[Website and app data records]
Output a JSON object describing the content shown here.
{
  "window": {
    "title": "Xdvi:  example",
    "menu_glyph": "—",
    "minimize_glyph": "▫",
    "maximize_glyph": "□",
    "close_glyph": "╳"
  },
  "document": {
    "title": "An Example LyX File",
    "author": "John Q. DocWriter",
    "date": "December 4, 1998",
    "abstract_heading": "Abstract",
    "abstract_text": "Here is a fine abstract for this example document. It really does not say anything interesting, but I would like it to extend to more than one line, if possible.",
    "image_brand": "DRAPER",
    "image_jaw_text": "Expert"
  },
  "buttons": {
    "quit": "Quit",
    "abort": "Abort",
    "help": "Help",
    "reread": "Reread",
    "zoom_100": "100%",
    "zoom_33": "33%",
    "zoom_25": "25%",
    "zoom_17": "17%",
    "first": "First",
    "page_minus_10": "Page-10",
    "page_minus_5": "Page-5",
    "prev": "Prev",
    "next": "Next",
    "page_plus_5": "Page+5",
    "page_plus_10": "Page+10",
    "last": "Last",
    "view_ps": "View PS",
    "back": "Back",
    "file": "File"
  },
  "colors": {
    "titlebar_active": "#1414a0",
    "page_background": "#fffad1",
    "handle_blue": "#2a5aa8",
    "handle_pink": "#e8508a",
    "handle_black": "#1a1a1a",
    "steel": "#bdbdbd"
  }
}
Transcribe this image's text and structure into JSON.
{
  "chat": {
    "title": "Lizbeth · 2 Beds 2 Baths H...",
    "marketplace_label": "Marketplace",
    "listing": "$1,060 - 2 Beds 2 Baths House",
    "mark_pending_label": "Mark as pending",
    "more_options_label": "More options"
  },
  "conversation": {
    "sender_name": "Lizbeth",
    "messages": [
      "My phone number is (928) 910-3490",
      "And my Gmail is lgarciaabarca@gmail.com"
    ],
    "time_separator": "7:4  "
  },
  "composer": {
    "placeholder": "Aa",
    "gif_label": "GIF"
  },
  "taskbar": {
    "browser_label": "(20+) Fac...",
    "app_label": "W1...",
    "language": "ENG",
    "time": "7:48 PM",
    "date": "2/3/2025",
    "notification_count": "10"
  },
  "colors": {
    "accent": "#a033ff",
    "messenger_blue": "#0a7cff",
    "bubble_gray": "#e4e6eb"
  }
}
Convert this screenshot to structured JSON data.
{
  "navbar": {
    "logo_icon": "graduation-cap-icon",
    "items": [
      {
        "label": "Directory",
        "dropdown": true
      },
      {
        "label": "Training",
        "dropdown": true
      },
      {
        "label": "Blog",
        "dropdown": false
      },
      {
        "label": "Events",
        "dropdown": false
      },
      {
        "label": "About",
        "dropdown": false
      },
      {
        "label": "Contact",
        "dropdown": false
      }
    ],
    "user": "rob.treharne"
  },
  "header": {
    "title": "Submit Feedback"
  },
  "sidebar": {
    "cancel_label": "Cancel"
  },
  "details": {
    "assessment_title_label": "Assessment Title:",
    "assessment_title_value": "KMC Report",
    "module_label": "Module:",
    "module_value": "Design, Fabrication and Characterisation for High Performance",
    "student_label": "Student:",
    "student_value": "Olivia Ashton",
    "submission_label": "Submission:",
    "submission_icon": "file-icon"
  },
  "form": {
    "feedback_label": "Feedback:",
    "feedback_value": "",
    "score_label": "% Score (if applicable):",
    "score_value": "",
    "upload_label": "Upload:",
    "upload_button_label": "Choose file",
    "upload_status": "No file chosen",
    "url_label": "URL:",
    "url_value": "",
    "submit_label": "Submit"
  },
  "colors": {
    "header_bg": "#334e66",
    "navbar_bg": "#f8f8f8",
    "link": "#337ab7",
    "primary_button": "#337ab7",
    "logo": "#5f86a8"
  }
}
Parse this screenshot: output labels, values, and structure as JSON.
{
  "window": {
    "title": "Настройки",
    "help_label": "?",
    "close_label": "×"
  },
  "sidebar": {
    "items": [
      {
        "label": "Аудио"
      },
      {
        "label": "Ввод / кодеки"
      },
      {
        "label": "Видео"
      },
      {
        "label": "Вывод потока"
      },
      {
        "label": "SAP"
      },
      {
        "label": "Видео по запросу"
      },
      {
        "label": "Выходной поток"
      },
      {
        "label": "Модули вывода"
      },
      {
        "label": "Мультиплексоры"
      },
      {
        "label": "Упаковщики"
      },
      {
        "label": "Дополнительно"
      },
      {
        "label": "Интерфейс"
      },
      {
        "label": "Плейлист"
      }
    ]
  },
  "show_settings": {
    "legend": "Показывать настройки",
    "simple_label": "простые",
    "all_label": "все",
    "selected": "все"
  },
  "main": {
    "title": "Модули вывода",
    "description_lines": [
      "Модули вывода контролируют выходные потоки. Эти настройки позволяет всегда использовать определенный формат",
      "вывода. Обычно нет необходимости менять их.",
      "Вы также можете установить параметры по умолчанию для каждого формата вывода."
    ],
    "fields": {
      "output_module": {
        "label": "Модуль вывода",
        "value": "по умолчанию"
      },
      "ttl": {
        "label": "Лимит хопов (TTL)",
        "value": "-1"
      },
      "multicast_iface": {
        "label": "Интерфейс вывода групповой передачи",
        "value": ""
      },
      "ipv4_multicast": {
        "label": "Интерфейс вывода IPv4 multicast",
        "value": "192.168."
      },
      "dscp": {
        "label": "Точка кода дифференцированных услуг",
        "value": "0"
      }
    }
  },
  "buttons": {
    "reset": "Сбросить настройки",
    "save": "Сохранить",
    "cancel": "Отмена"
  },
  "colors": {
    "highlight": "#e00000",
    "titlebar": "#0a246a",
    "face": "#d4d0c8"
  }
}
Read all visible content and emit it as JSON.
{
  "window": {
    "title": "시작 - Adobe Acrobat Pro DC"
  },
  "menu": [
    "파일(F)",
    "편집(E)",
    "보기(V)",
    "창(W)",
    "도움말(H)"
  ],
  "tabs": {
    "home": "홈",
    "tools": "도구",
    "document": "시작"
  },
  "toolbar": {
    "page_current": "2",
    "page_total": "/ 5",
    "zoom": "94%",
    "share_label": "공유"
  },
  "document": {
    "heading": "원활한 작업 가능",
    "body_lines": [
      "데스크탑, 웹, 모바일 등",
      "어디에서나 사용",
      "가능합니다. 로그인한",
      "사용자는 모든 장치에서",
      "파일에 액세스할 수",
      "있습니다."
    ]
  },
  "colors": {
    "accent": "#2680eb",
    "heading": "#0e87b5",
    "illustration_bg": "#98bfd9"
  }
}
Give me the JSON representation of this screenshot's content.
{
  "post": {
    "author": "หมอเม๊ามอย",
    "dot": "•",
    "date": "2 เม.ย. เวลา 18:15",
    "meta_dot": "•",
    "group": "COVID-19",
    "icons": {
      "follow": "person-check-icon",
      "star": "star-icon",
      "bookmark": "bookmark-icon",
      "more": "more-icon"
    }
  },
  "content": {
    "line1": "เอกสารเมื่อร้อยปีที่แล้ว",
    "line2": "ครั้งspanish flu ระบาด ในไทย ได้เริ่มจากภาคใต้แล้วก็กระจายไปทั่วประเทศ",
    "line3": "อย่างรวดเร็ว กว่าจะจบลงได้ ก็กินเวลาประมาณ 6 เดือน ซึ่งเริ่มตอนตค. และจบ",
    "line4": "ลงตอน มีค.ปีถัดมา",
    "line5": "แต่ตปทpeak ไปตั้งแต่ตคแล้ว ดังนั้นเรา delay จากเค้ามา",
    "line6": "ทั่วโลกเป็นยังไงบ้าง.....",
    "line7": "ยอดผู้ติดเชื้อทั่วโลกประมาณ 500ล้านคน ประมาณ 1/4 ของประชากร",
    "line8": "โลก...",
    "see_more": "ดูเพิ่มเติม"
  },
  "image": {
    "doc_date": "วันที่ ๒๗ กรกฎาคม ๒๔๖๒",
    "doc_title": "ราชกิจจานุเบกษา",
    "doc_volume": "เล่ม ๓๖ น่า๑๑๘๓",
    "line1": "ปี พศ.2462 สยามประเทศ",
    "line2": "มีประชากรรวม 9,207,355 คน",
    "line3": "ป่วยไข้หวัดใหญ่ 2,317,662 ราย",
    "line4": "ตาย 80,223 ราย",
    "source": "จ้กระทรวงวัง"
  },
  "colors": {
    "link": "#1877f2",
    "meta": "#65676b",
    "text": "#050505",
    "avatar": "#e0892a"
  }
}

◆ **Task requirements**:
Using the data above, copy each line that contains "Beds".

◆ **Task result**:
    "title": "Lizbeth · 2 Beds 2 Baths H...",
    "listing": "$1,060 - 2 Beds 2 Baths House",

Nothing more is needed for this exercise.